Magazine article The Nation , Vol. 255, No. 21
There's an eerie retro look to international affairs this year, a fin de siecle fashion for Balkan wars, colonial mandates and interventions to establish democracy all over the world. The promise of peace at the end of the cold war seems increasingly elusive. And what's most frightening is that many of those who spent the last long era opposing intervention are leading the band of expeditionary forces destined for quagmires all over the globe.
It's understandable that even the most stalwart opponents of American military interventions would waver when images of starving Somaii children leap into comfortable living rooms each night on the TV news.
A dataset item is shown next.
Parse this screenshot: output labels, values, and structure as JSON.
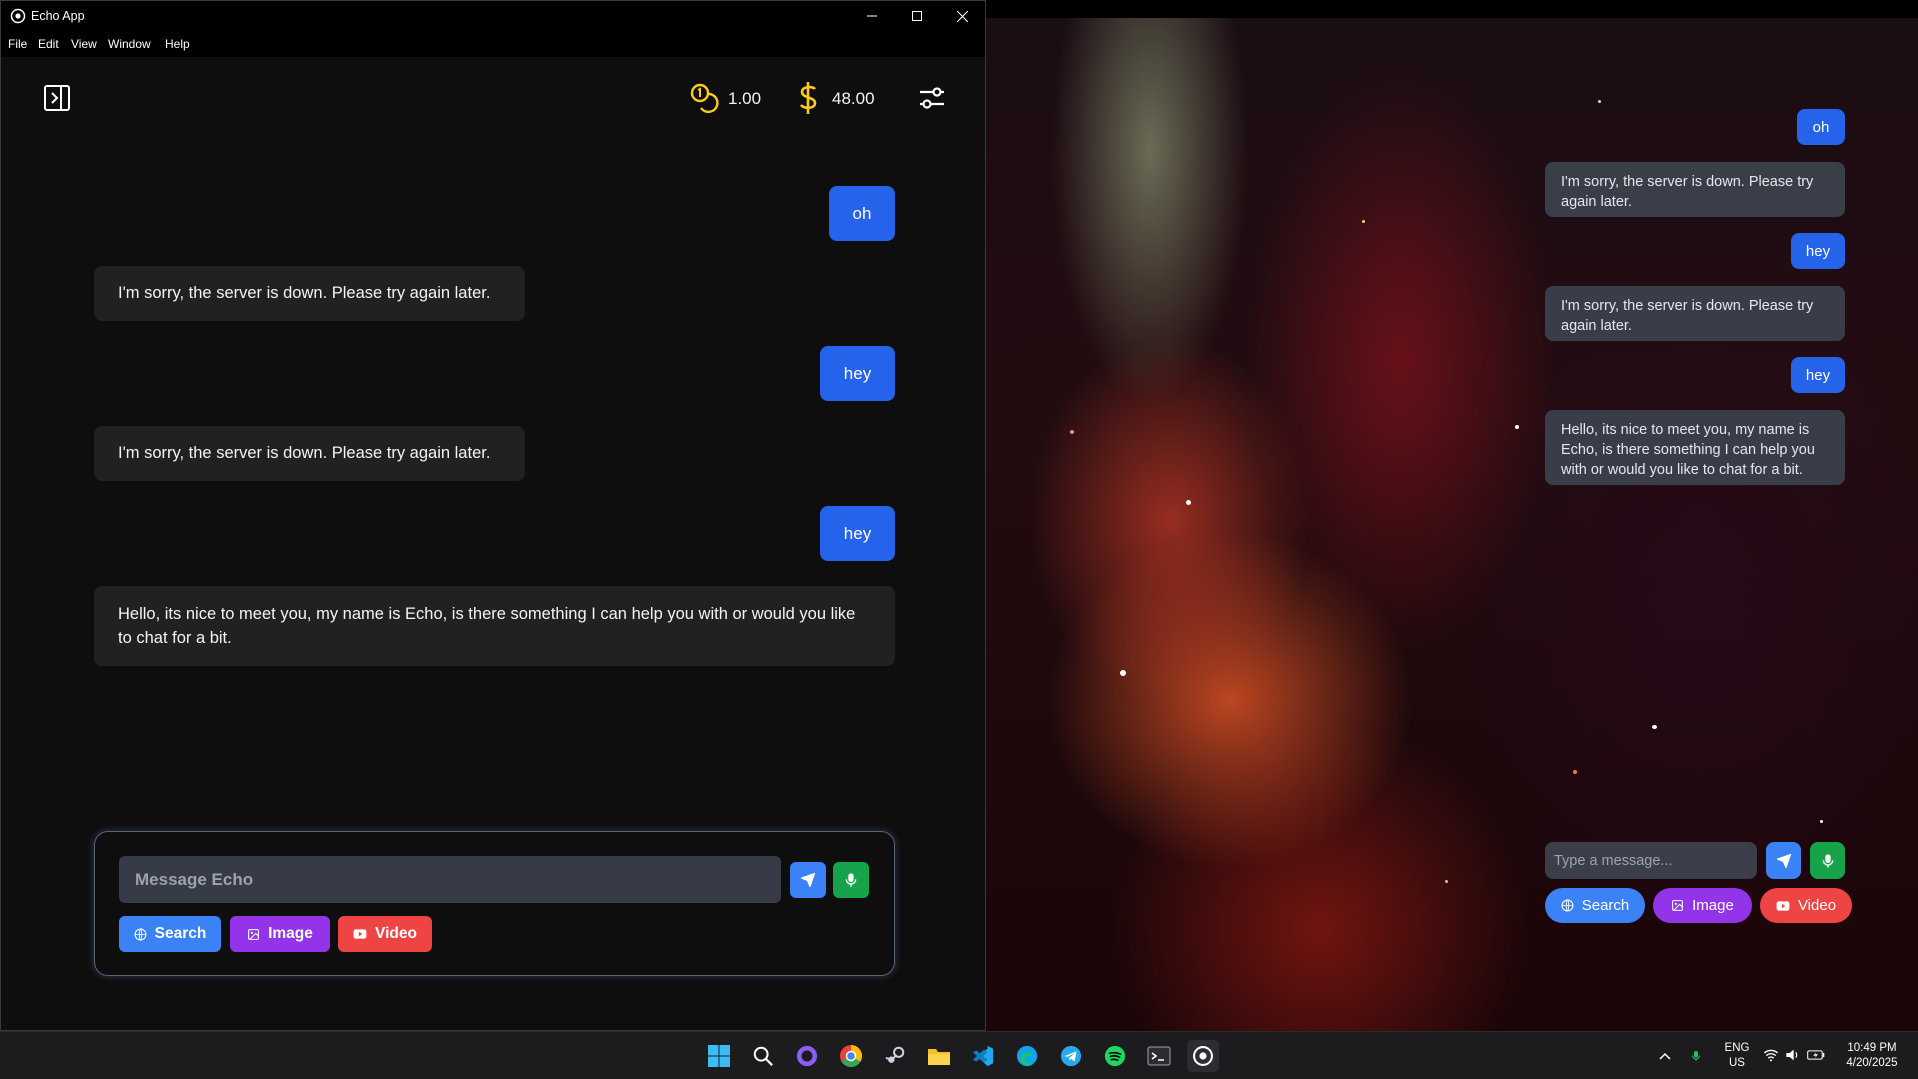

Nor have the correspondents and commentators making the obligatory trek to Mogadishu presented any analysis or, for that matter, any reportage that would show that intervention will have political consequences beyond the supposedly simple humanitarian goal of feeding hungry people. In the absence of any serious arguments to the contrary, most Americans jump to the conclusion that massive military intervention in the service of humanity is not only a good thing but a necessary one.
But there are serious arguments to the contrary, at least against the probable plan, which is to send some 28,000 U.S. troops to occupy Somalia, under American command and control with only the thinnest U.N. Security Council aegis. First of all, a military force of that size and command structure, and with a virtually open-ended mission to secure Somalia until order and democracy are restored, is by its nature a significant political enterprise. It gives the United States a presence in one of the most strategically sensitive spots in the world today: astride the Horn of Africa, where oil, Islamic fundamentalism and Israeli, Iranian and Arab ambitions and arms are apt to crash and collide. Any intervention, in that scenario, would likely project American power in the region into the next century.
Second. a substantial armed occupation could not be neutral. It will inevitably come to support not only one or another "warlord" (a loaded term) but also the merchant class, which is already making a Somali bundle off the misery of the poor. The soldiers or Marines sent to guard the food convoys for the poor will in effect be doing the job for the rich, whose position is precarious in the state of chaos and deprivation that now obtains. The United States has no interest in creating democracy with social implications; only elections and stability. When the starving stops, America's chosen warlords and merchants will have secured their local control, nothing basic will have changed and the stage will be set for the next act of civil strife and famine. …